You open a window and you see your neighbour. You smell the cooking—often nicer than yours—you hear snatches of conversations, guffaws, and sometimes arguments. Over a period of time, the window reveals more, and when you nod at him in the corridors—it is the nod of someone who knows, the nod from just a window away. It’s quite the same with India and Pakistan, though far more acrimonious than neighbourly customs dictate.
This issue is a special one on Pakistan, written almost entirely by writers and journalists based there. It is an attempt to open more windows, to hear more conversations. We find how in the present times of ultra-nationalism in Pakistan, India is an object of distrust and anger, how certain organisations are deepening the divide. We look into the madarsa system, children are schooled in theology, where “secular subjects” like Science and History often find no place, and the worldview shaped is in conflict with modernity.
We peek into Karachi, Pakistan’s cosmopolitan port city, and find a modern metropolis trying to shrug off its violent past, trying to reclaim its cultural ethos. Concerts, plays, cafés have made a comeback, as have Bollywood films, and perhaps it is easier to get bootleg liquor these days. The well-heeled middle and upper classes have found shelter in this, while the cultural space for the economically weaker classes still needs to grow.

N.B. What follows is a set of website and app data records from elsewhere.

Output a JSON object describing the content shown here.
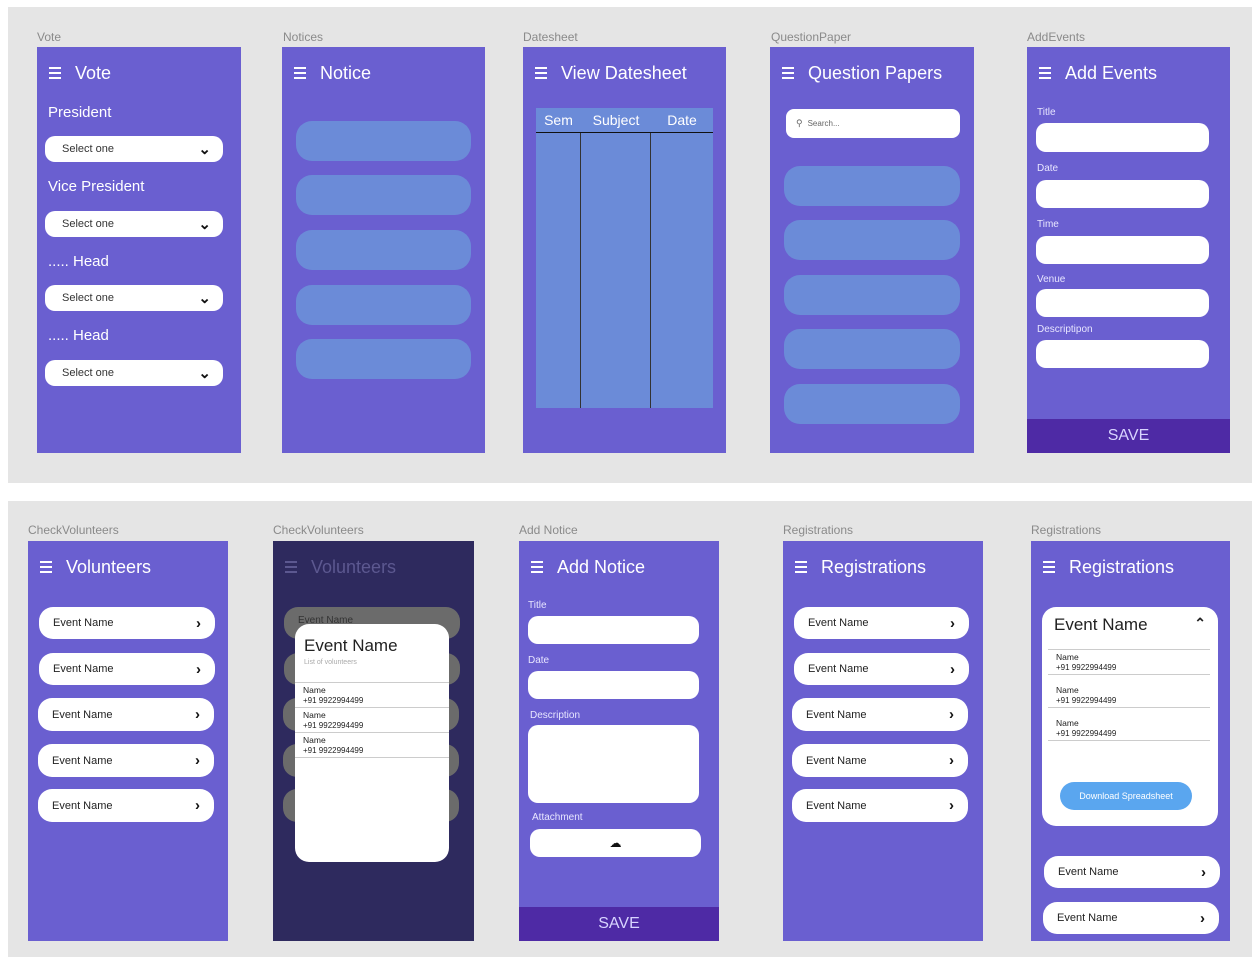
{
  "frames": {
    "vote": {
      "label": "Vote",
      "title": "Vote",
      "sections": [
        {
          "heading": "President",
          "select": "Select one"
        },
        {
          "heading": "Vice President",
          "select": "Select one"
        },
        {
          "heading": "..... Head",
          "select": "Select one"
        },
        {
          "heading": "..... Head",
          "select": "Select one"
        }
      ]
    },
    "notices": {
      "label": "Notices",
      "title": "Notice"
    },
    "datesheet": {
      "label": "Datesheet",
      "title": "View Datesheet",
      "columns": [
        "Sem",
        "Subject",
        "Date"
      ]
    },
    "question_paper": {
      "label": "QuestionPaper",
      "title": "Question Papers",
      "search_placeholder": "Search..."
    },
    "add_events": {
      "label": "AddEvents",
      "title": "Add Events",
      "fields": [
        "Title",
        "Date",
        "Time",
        "Venue",
        "Descriptipon"
      ],
      "save": "SAVE"
    },
    "check_volunteers": {
      "label": "CheckVolunteers",
      "title": "Volunteers",
      "events": [
        "Event Name",
        "Event Name",
        "Event Name",
        "Event Name",
        "Event Name"
      ]
    },
    "check_volunteers_modal": {
      "label": "CheckVolunteers",
      "title": "Volunteers",
      "behind_item": "Event Name",
      "modal_title": "Event Name",
      "modal_subtitle": "List of volunteers",
      "entries": [
        {
          "name": "Name",
          "phone": "+91 9922994499"
        },
        {
          "name": "Name",
          "phone": "+91 9922994499"
        },
        {
          "name": "Name",
          "phone": "+91 9922994499"
        }
      ]
    },
    "add_notice": {
      "label": "Add Notice",
      "title": "Add Notice",
      "fields": [
        "Title",
        "Date",
        "Description"
      ],
      "attachment": "Attachment",
      "save": "SAVE"
    },
    "registrations": {
      "label": "Registrations",
      "title": "Registrations",
      "events": [
        "Event Name",
        "Event Name",
        "Event Name",
        "Event Name",
        "Event Name"
      ]
    },
    "registrations_expanded": {
      "label": "Registrations",
      "title": "Registrations",
      "card_title": "Event Name",
      "entries": [
        {
          "name": "Name",
          "phone": "+91 9922994499"
        },
        {
          "name": "Name",
          "phone": "+91 9922994499"
        },
        {
          "name": "Name",
          "phone": "+91 9922994499"
        }
      ],
      "download": "Download Spreadsheet",
      "events": [
        "Event Name",
        "Event Name"
      ]
    }
  }
}
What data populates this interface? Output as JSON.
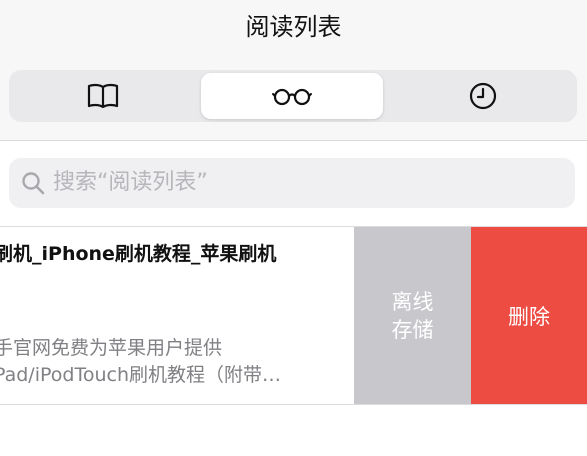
{
  "header": {
    "title": "阅读列表"
  },
  "segments": [
    {
      "icon": "book-icon",
      "selected": false
    },
    {
      "icon": "glasses-icon",
      "selected": true
    },
    {
      "icon": "clock-icon",
      "selected": false
    }
  ],
  "search": {
    "placeholder": "搜索“阅读列表”"
  },
  "reading_item": {
    "title": "刷机_iPhone刷机教程_苹果刷机",
    "desc_line1": "手官网免费为苹果用户提供",
    "desc_line2": "Pad/iPodTouch刷机教程（附带…"
  },
  "actions": {
    "offline_line1": "离线",
    "offline_line2": "存储",
    "delete": "删除"
  },
  "colors": {
    "delete": "#ec4c42",
    "offline": "#c7c7cc",
    "segment_bg": "#e9e9eb"
  }
}
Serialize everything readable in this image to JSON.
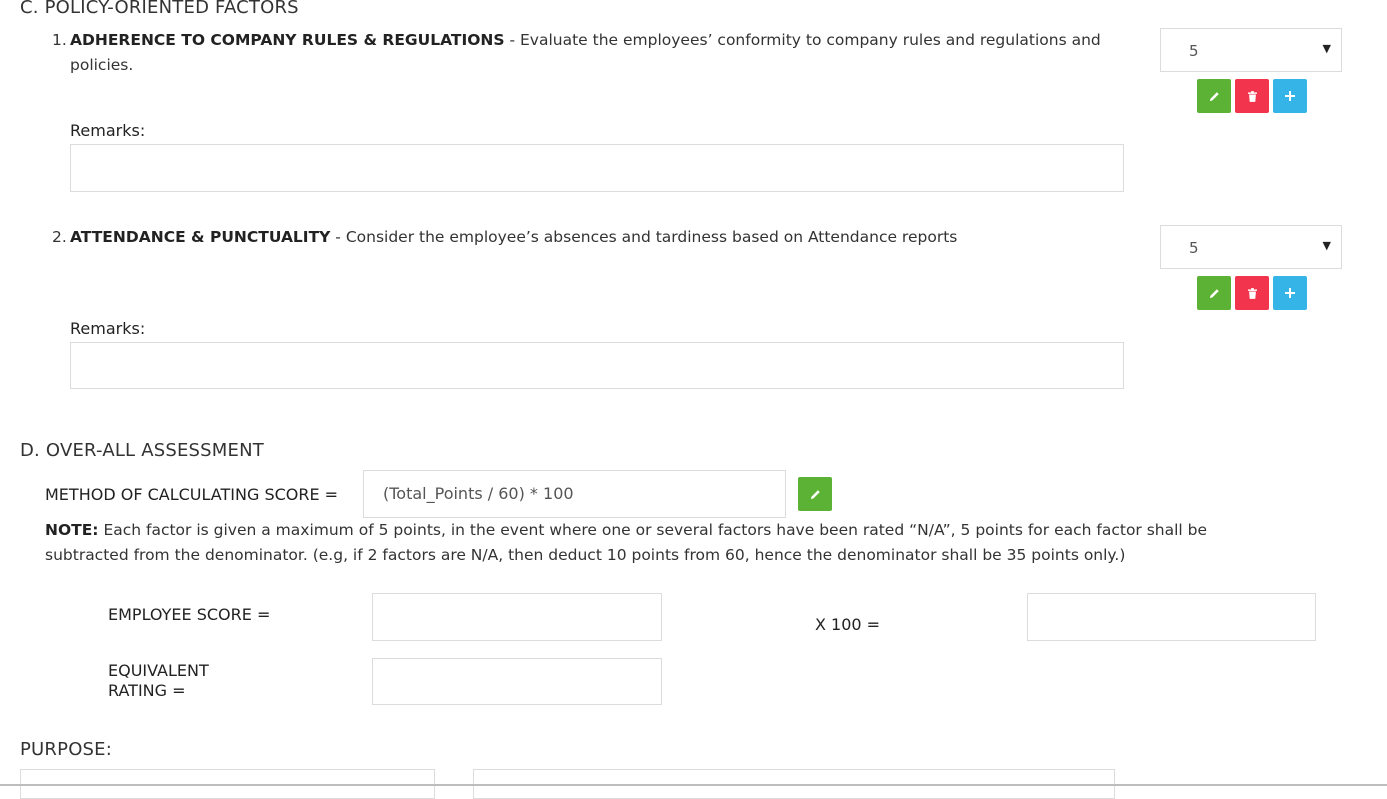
{
  "sectionC": {
    "title": "C. POLICY-ORIENTED FACTORS",
    "items": [
      {
        "number": "1.",
        "name": "ADHERENCE TO COMPANY RULES & REGULATIONS",
        "description": " - Evaluate the employees’ conformity to company rules and regulations and policies.",
        "rating": "5",
        "remarks_label": "Remarks:",
        "remarks_value": ""
      },
      {
        "number": "2.",
        "name": "ATTENDANCE & PUNCTUALITY",
        "description": " - Consider the employee’s absences and tardiness based on Attendance reports",
        "rating": "5",
        "remarks_label": "Remarks:",
        "remarks_value": ""
      }
    ]
  },
  "sectionD": {
    "title": "D. OVER-ALL ASSESSMENT",
    "method_label": "METHOD OF CALCULATING SCORE =",
    "method_value": "(Total_Points / 60) * 100",
    "note_label": "NOTE:",
    "note_text": " Each factor is given a maximum of 5 points, in the event where one or several factors have been rated “N/A”, 5 points for each factor shall be subtracted from the denominator. (e.g, if 2 factors are N/A, then deduct 10 points from 60, hence the denominator shall be 35 points only.)",
    "employee_score_label": "EMPLOYEE SCORE =",
    "x100_label": "X 100 =",
    "equivalent_rating_label": "EQUIVALENT RATING ="
  },
  "purpose": {
    "title": "PURPOSE:"
  },
  "icons": {
    "edit": "pencil-icon",
    "delete": "trash-icon",
    "add": "plus-icon"
  },
  "colors": {
    "edit_button": "#5cb234",
    "delete_button": "#f2344c",
    "add_button": "#35b4e8"
  }
}
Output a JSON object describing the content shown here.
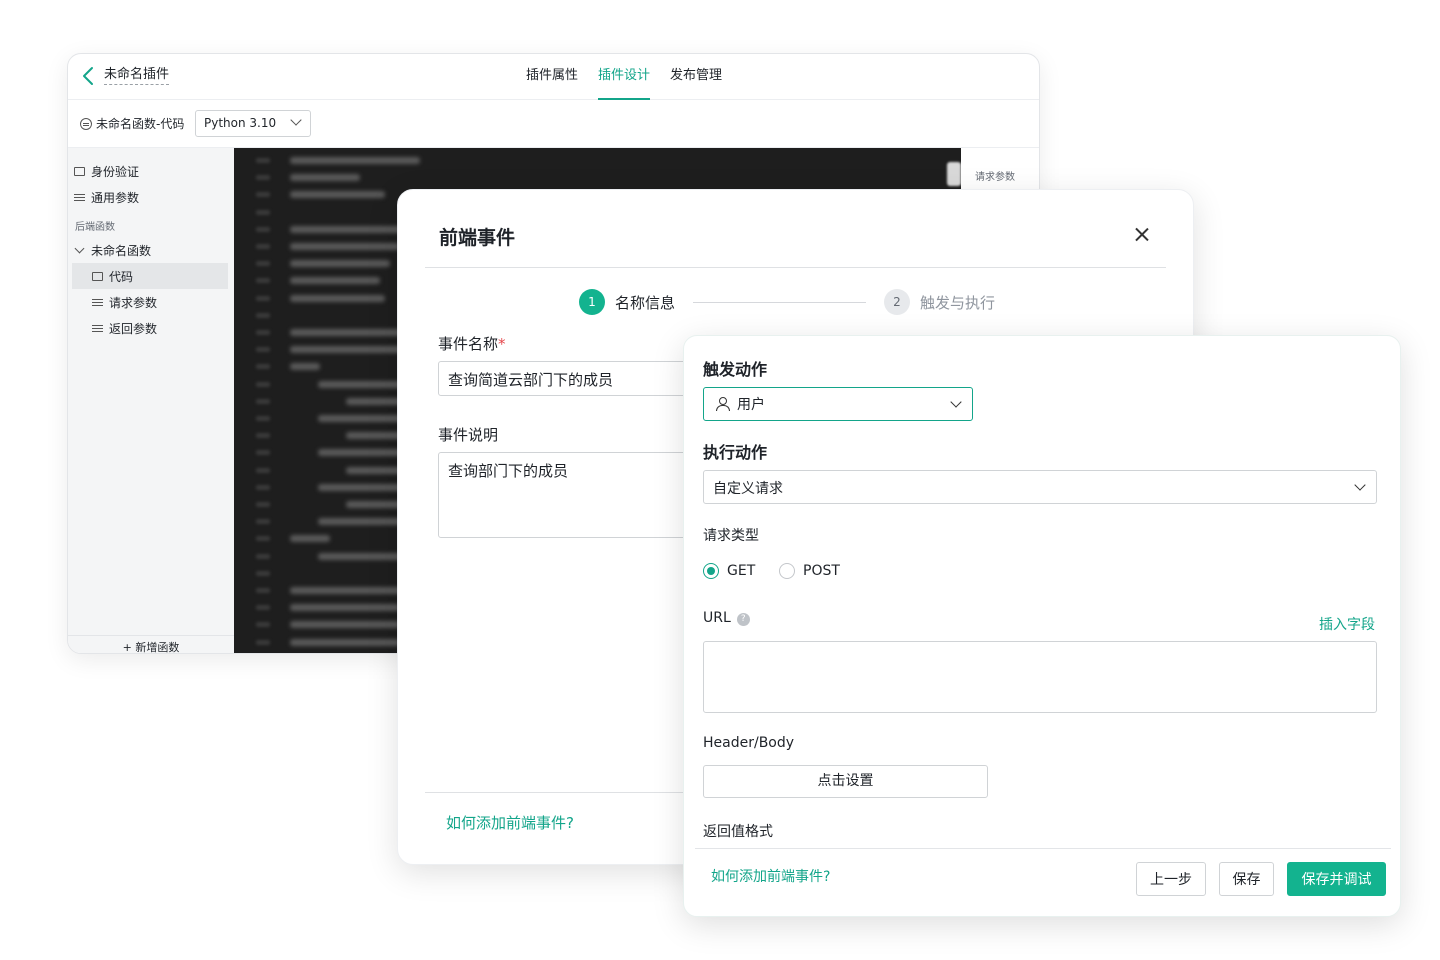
{
  "editor": {
    "plugin_name": "未命名插件",
    "tabs": [
      {
        "label": "插件属性"
      },
      {
        "label": "插件设计"
      },
      {
        "label": "发布管理"
      }
    ],
    "function_label": "未命名函数-代码",
    "language": "Python 3.10",
    "sidebar": {
      "auth": "身份验证",
      "common_params": "通用参数",
      "backend_group": "后端函数",
      "function_name": "未命名函数",
      "code": "代码",
      "request_params": "请求参数",
      "return_params": "返回参数",
      "add_function": "新增函数"
    },
    "right_panel_label": "请求参数"
  },
  "dialog": {
    "title": "前端事件",
    "steps": [
      {
        "num": "1",
        "label": "名称信息"
      },
      {
        "num": "2",
        "label": "触发与执行"
      }
    ],
    "event_name_label": "事件名称",
    "required_mark": "*",
    "event_name_value": "查询简道云部门下的成员",
    "event_desc_label": "事件说明",
    "event_desc_value": "查询部门下的成员",
    "help_link": "如何添加前端事件?"
  },
  "panel": {
    "trigger_heading": "触发动作",
    "trigger_value": "用户",
    "action_heading": "执行动作",
    "action_value": "自定义请求",
    "request_type_label": "请求类型",
    "request_types": [
      "GET",
      "POST"
    ],
    "selected_request_type": "GET",
    "url_label": "URL",
    "help_glyph": "?",
    "insert_field": "插入字段",
    "header_body_label": "Header/Body",
    "set_button": "点击设置",
    "return_format_label": "返回值格式",
    "help_link": "如何添加前端事件?",
    "prev_button": "上一步",
    "save_button": "保存",
    "save_debug_button": "保存并调试"
  },
  "colors": {
    "accent": "#13a58a",
    "primary_button": "#13b38f",
    "required": "#e5484d",
    "code_bg": "#1e1e1e"
  }
}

We focus on the minorities in Pakistan. The Ahmediyya community, declared by law as “not Muslims”, continue to struggle. They face discrimination, their mosques have been bombed, and there are calls for even more draconian measures. In our narrative “Half a country, half a life” we tell the story of Hindu migrants from Pakistan, forced to leave their homeland and come to India because they didn’t feel secure. They live here, often overstaying on their visas, and struggle to make a new life.
Essays in this issue include those on the pressures on the media in Pakistan, and that on the popularity of Hindi films.
We showcase Lahore through the works of Mahboob Ali, a painter who uses the woodcut technique, and has been the only artist of his kind in Pakistan for 40 years. Our interviewee this month is Jamil Ahmad, author of The Wandering Falcon, a career civil servant who served in the tribal areas of Pakistan. He says he found the “Ideal” in the tribal way of living.
Saurav Kumar, Editor